Main design features
To minimize the risk of false alarms the failure has to be detected for minimum time duration of 10 seconds.
To simplify the mounting the unit is fitted with plug-in type of connectors.
Key characteristics
  • Leakage monitoring with 10 sec alarm delay
  • Wide resistance range, 0-100 kOhm
  • Wide temperature range -20 to +50 ºC (-4 to +122 ºF)
  • Max load output 250 VAC 3 ampere
  • Connection via plug in connectors
  • DIN-rail mounted
Technical specifications
Leakage detection treshold   < 100 kOhm
Alarm on delay 10 seconds
Ambient operating temperature -20 to +50 ºC (-4 to +122 ºF)
Ambient storage temperature -30 to +80 ºC (-22 to +176 ºF)
Degree of protection IP 20, NEMA: Type 1
Housing material PPO and PC
Mounting DIN Rail 35 mm
Installation category CAT II
Pollution degree 2
Flame rate V0 (E45329)
Humidity 0-95% RH non-condensing
Dimensions 108 x 58 x 35 mm (4.25 x 2.28 x 1.38 in.)
Power supply
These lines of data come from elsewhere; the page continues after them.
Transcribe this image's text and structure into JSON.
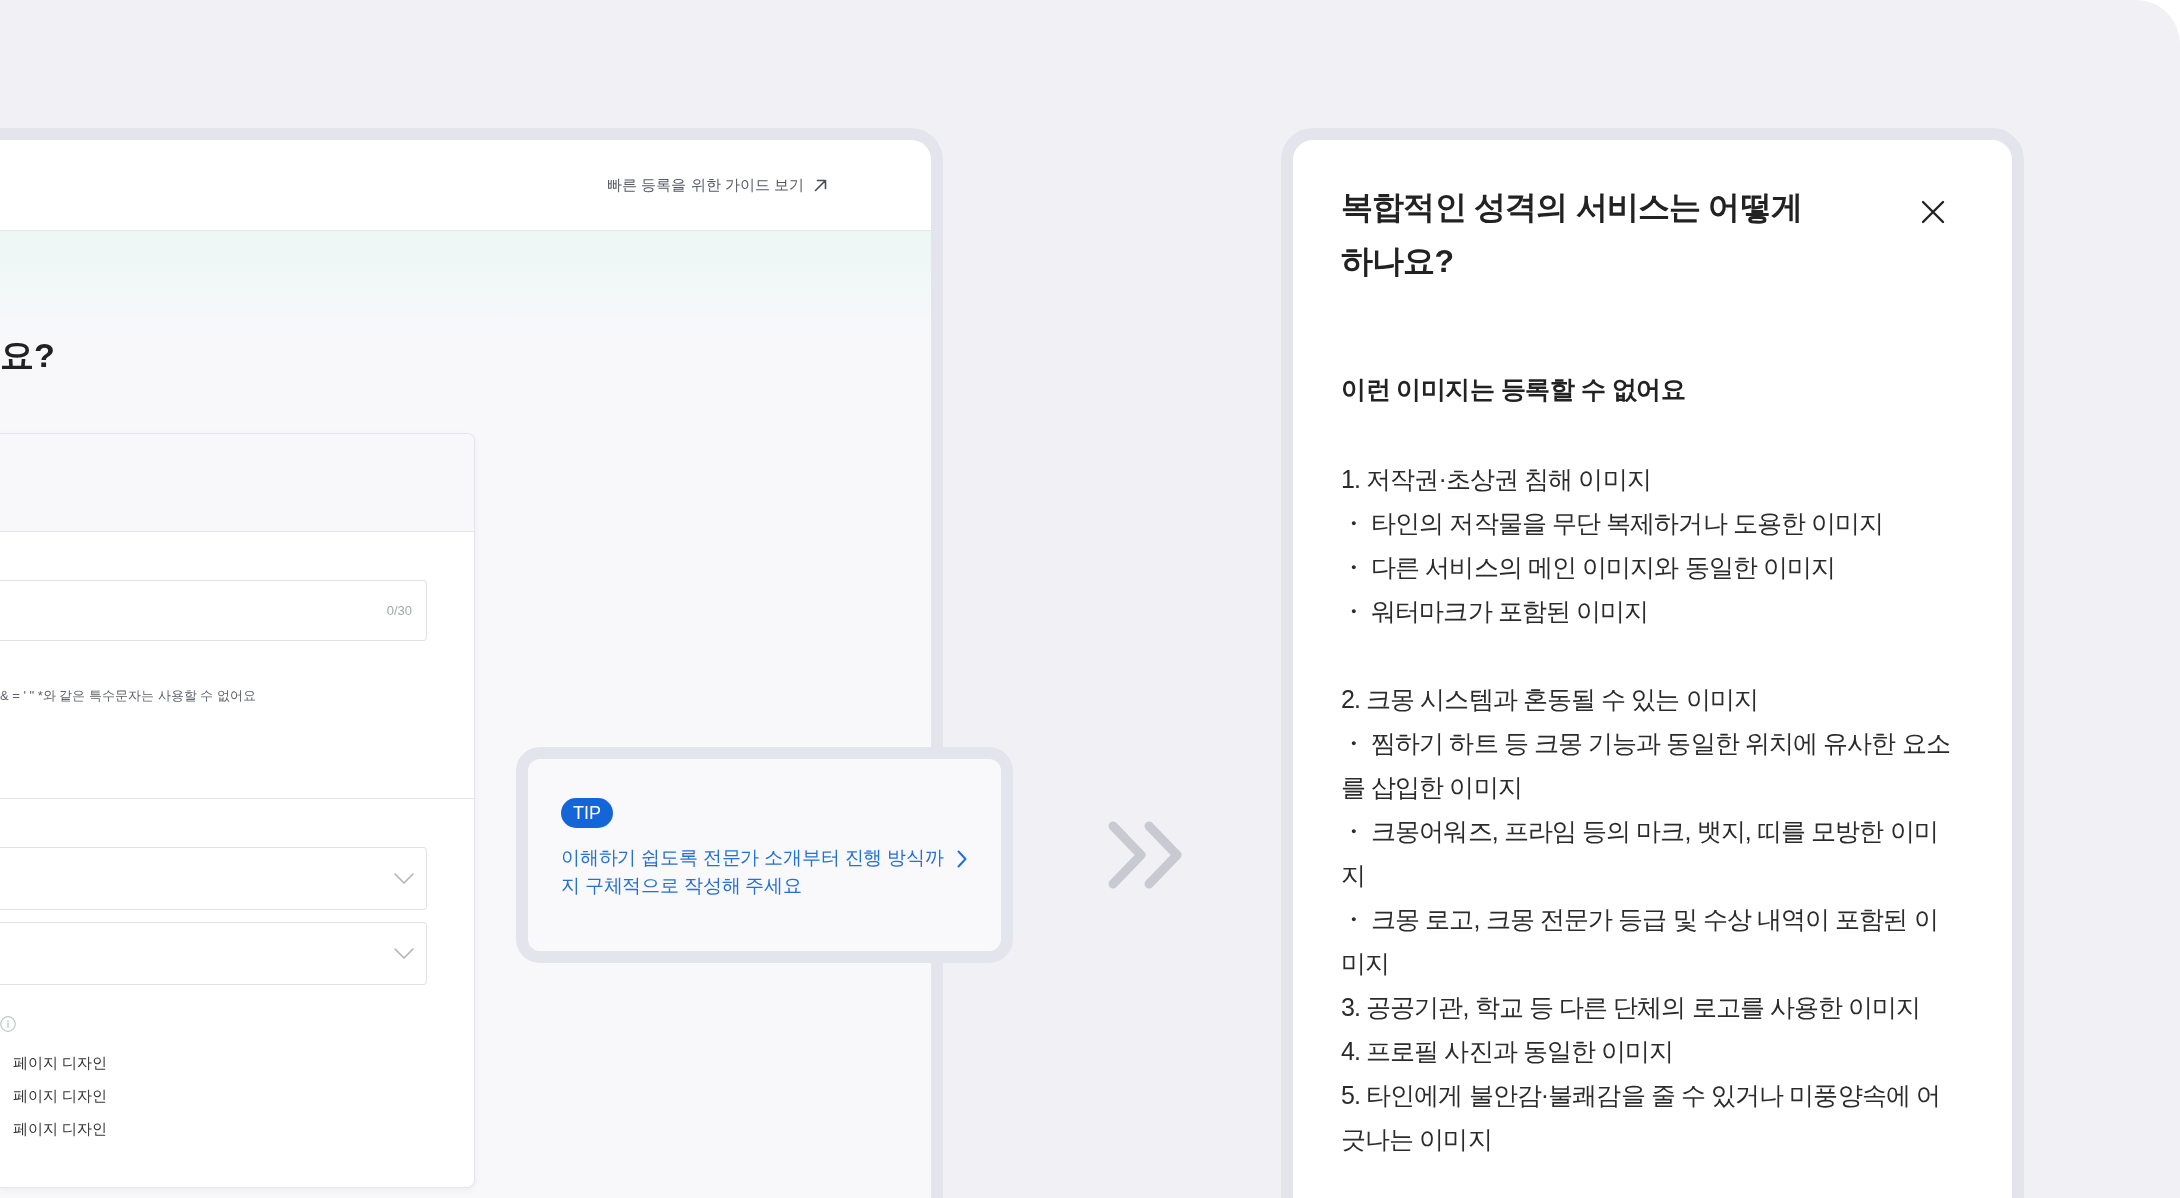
{
  "guide_panel": {
    "guide_link": {
      "label": "빠른 등록을 위한 가이드 보기"
    },
    "heading": "요?",
    "form_card": {
      "title_input": {
        "counter": "0/30"
      },
      "helper_text": "& = ' \" *와 같은 특수문자는 사용할 수 없어요",
      "examples": [
        "페이지 디자인",
        "페이지 디자인",
        "페이지 디자인"
      ]
    }
  },
  "tip_card": {
    "badge": "TIP",
    "text": "이해하기 쉽도록 전문가 소개부터 진행 방식까지 구체적으로 작성해 주세요"
  },
  "help_panel": {
    "title": "복합적인 성격의 서비스는 어떻게 하나요?",
    "subtitle": "이런 이미지는 등록할 수 없어요",
    "groups": [
      {
        "lines": [
          "1. 저작권·초상권 침해 이미지",
          "・ 타인의 저작물을 무단 복제하거나 도용한 이미지",
          "・ 다른 서비스의 메인 이미지와 동일한 이미지",
          "・ 워터마크가 포함된 이미지"
        ]
      },
      {
        "lines": [
          "2. 크몽 시스템과 혼동될 수 있는 이미지",
          "・ 찜하기 하트 등 크몽 기능과 동일한 위치에 유사한 요소를 삽입한 이미지",
          "・ 크몽어워즈, 프라임 등의 마크, 뱃지, 띠를 모방한 이미지",
          "・ 크몽 로고, 크몽 전문가 등급 및 수상 내역이 포함된 이미지",
          "3. 공공기관, 학교 등 다른 단체의 로고를 사용한 이미지",
          "4. 프로필 사진과 동일한 이미지",
          "5. 타인에게 불안감·불쾌감을 줄 수 있거나 미풍양속에 어긋나는 이미지"
        ]
      }
    ]
  }
}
16907010: 110-230 VAC

16907011: 18-36 VDC, SELV or Class 2

Fuse Max 10 A
Terminal wire size Use copper (Cu) wire only. 0.2 - 2.5 mm2 flexible core, stripped length 8 mm.
Terminal tightening torque 0.56 - 0.79 Nm (5-7 lbs-in)
Power consumption < 2 W
Max load output 250 VAC 3 ampere
Altitude Max 2,000 MASL or 6,562 ft. AMSL
Compliance CE, CSA, C/US, UL
  • Commercial waste disposal from toilets
    Commercial wastewater from toilets comprises all sewage water flushed from toilets on commercial, industrial or public properties.

  • Commercial wastewater without toilet waste
    Commercial wastewater without toilet waste includes drainage and grey wastewater.
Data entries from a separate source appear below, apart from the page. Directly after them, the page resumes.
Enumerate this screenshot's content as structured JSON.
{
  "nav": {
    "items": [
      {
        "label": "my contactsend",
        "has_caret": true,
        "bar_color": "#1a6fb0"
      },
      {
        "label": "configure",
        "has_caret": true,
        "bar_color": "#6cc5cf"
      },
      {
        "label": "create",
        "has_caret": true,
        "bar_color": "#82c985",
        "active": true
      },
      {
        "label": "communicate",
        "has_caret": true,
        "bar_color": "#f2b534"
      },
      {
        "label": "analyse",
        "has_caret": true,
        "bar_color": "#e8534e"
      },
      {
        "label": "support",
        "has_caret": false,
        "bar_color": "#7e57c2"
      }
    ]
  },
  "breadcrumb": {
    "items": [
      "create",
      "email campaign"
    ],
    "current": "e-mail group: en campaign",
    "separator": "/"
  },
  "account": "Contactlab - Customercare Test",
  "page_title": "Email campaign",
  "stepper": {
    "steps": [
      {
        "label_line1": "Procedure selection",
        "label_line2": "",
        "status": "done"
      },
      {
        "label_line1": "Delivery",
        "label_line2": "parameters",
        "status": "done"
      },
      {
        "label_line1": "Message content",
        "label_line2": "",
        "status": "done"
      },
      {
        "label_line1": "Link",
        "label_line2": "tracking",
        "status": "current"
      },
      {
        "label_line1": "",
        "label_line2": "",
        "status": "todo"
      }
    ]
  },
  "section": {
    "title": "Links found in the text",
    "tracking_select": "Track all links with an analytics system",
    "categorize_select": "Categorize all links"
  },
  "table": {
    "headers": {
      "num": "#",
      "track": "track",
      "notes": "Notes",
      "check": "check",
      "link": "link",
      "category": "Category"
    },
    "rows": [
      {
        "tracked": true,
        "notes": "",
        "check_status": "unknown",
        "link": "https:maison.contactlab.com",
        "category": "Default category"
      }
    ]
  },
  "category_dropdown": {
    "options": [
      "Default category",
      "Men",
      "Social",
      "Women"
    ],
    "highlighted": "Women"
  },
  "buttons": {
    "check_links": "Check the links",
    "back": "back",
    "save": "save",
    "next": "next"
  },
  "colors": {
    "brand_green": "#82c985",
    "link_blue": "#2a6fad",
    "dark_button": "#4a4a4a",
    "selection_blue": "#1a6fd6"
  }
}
  • Domestic waste disposal from toilets
    Domestic wastewater from toilets comprises all sewage water flushed from toilets or residential properties.

  • Domestic wastewater without toilet waste
    Domestic wastewater without toilet waste includes drainage and gray wastewater.

  • Flood control
    Climate change is challenging natural disaster prevention. When water runs off the land in large quantities, Sulzer’s comprehensive range of pumps provide reliable, cost effective and efficient solutions for flood control.

  • Inlet pumping station
    Inlet pumping stations are somewhat similar to large terminal pumping stations. Depending on the depth of the incoming sewer, the lifting heads can range from around 2 up to 30 meters. To prevent hydraulic shock loads, which negatively impact the biological process, the stations often make use of variable-speed drives and/or several pumps in parallel.

  • Network pumping station
    Network pumping stations collect municipal wastewater from residential homes and communal schemes. Installed in dry or wet wells, the pumps deliver the effluent to a terminal pumping station. Since most pumping stations are not equipped with screens, the pumps must cope with difficult materials such as fibrous sanitary and packaging items.

  • Outlet pumping stations
    Outlet pumping stations are required when the level of the treatment plant is lower than that of the receiving water. This is especially true when discharging into a river, which can rise during heavy rain or flood periods, or into the sea, where the level varies with the tide. Outlet pumping stations may also be needed to compensate for increasing frictional losses in the outgoing pipe at high flows, for example in long sea outfall pipes.

  • Storm water pumping station
    During heavy rainfall, storm water pumping stations deliver large volumes of water at low head to receiving surface waters or sewers. Having long been a part of flood management, they are increasingly involved in climate adaptation strategies for low-lying coastal cities.

  • Storm water retention tank
    Storm water retention tanks act as a buffer during periods of heavy rainfall. This is increasingly important as areas become more developed, with hard surfaces such as roofs, roads and parking lots that cannot absorb the rainwater. When storm water retention tanks are implemented, gravity or pumps can be utilized to provide a reduced continuous flow into the sewer system. Sulzer expertise makes it possible to avoid peak hydraulic loads and to limit the stresses on existing sewer systems.

  • Terminal pumping station
    Terminal pumping stations receive municipal wastewater from network pumping stations. Installed in dry or wet wells, the pumps forward the medium to a treatment plant for final purification. Due to the lack of screens at most pumping stations, difficult materials such as fibrous sanitary and packaging items are a constant threat to uptime.

You may also be interested in

Contact us